Saturday, October 5, 2013
The movement to legalize marijuana is getting more attention of late. At the recent PA Democratic State Committee meeting, delegates were raising the issues with candidates for the 2014 gubernatorial and legislative races. The State Committee Black Caucus considered a resolution in favor of legalization but decided that it made more sense at this point to raise the issue with candidates.
In support of these efforts,I've decided to re cycle an op-ed piece, “War on drugs: Time for boomers to 'fess up” published in the Philadelphia Daily News in 2006. The Daily News editors are responsible for the silly title. My original title was "The War on Drugs: A War Against Women"; I was emphasizing the gender dimension as I was writing in my capacity as then president of the Philadelphia chapter of the National Organization for Women.
The op-ed Is unfortunately still timely. Too many people are being locked up, too many lives ruined for low level drug offenses. From the op-ed:
The willingness to incarcerate large numbers of people for minor drug offenses is the shame of the baby-boom generation.
A generation of young people in the '60s and early '70s experimented with drugs and for the most part did so with impunity.
Many powerful and successful women and men in our society experimented with drugs in their youth. But their careers were not derailed; their families were not torn apart. Sadly, they are now willing to ignore the fact that another generation of women and men are being incarcerated in appalling numbers for drug-related crimes.
In 1972, Ms. Magazine published a petition headlined: "We have had abortions." Fifty-three well-known U.S. women declared that they had undergone abortions - despite state laws rendering the procedure illegal.

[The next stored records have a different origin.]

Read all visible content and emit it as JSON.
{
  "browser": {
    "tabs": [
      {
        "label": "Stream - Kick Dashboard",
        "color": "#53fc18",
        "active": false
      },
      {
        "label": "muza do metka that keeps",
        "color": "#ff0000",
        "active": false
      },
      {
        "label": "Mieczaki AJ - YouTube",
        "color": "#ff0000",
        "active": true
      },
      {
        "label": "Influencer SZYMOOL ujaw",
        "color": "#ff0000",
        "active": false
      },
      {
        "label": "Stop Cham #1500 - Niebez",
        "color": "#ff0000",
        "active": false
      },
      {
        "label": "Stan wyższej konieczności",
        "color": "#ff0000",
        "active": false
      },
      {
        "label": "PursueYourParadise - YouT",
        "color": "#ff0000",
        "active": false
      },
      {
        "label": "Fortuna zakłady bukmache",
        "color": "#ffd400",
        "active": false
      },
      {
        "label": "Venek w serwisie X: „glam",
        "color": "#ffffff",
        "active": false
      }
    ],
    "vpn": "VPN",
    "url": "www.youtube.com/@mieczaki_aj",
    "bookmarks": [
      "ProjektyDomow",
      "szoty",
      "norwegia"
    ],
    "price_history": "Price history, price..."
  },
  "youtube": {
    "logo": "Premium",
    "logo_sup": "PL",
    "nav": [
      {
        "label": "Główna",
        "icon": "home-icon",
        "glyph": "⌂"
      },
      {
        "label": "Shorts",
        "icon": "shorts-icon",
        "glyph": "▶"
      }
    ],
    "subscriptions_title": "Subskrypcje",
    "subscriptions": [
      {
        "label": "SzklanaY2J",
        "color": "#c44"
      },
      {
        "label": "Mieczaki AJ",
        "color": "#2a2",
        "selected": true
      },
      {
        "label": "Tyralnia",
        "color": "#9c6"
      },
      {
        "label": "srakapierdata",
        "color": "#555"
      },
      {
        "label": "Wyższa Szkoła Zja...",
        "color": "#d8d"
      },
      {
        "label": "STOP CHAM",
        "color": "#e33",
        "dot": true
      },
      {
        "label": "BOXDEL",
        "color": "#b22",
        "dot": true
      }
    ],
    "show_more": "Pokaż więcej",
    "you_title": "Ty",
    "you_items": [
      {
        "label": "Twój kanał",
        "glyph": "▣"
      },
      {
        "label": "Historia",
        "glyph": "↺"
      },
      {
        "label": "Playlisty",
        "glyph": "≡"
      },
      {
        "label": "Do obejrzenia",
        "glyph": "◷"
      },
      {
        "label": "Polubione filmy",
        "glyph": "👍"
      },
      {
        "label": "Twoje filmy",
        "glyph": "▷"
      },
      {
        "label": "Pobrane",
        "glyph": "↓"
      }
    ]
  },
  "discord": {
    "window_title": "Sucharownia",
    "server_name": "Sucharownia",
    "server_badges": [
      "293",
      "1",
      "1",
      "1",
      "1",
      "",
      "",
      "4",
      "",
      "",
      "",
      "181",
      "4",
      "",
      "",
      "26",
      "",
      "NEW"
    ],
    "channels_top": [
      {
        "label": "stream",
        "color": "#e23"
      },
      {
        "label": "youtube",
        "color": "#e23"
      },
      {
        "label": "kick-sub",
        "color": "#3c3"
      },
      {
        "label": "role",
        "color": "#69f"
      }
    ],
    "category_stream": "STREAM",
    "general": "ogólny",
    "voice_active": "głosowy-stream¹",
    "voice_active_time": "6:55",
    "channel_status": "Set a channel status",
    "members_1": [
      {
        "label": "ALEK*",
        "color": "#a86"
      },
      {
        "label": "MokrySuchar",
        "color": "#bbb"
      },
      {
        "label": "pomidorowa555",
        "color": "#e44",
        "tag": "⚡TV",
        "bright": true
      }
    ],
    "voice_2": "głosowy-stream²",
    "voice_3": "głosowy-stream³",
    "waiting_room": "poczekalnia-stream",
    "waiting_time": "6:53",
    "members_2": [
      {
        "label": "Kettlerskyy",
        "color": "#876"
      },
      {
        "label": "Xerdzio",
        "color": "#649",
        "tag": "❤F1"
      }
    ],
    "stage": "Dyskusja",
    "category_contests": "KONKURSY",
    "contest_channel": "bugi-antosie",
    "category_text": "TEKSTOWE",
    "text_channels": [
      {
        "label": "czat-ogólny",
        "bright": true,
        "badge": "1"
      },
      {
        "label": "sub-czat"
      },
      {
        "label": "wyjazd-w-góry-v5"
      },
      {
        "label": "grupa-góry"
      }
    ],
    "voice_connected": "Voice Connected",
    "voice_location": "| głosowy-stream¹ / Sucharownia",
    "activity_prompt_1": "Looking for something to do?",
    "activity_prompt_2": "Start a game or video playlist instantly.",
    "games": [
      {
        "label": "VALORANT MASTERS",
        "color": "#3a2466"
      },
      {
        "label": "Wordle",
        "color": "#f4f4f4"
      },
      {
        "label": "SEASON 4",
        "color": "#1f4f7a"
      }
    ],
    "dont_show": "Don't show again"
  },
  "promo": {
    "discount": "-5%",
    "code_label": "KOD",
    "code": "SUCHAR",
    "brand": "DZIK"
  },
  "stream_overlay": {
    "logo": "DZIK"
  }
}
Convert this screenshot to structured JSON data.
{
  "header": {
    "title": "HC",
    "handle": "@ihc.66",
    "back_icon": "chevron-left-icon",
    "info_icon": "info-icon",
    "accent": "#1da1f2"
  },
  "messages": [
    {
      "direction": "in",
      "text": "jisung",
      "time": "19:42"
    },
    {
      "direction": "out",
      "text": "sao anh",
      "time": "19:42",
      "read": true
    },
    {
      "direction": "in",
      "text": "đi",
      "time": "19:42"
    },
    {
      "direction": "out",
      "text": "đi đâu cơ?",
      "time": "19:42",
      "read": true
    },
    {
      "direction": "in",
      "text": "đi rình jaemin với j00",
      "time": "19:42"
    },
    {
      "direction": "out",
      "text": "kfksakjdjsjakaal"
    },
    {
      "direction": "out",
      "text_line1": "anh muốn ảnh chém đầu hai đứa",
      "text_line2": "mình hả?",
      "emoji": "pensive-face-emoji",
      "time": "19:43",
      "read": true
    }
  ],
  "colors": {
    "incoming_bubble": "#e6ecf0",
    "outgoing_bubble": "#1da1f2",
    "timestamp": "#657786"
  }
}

Perhaps we need a petition like this to address the issue of illegal drugs. (I'm not equating abortion with using illegal drugs, just suggesting a strategy to call attention to a problem.)
We need people who experimented with drugs and became productive citizens who are willing to say, "I used illegal drugs and went on to become a productive member of society. I and other members of my generation were not incarcerated for long periods of time for what would be considered low-level drug offenses. The current war on drug is having a devastating impact on low-income families (particularly low-income communities of color) and our current policy of mass incarceration must be stopped."
Such a petition might be what we need to get action on Pennsylvania House Bill HB 751, which seeks to address prison overcrowding by abolishing mandatory minimums for certain non-violent offenses. Any takers? *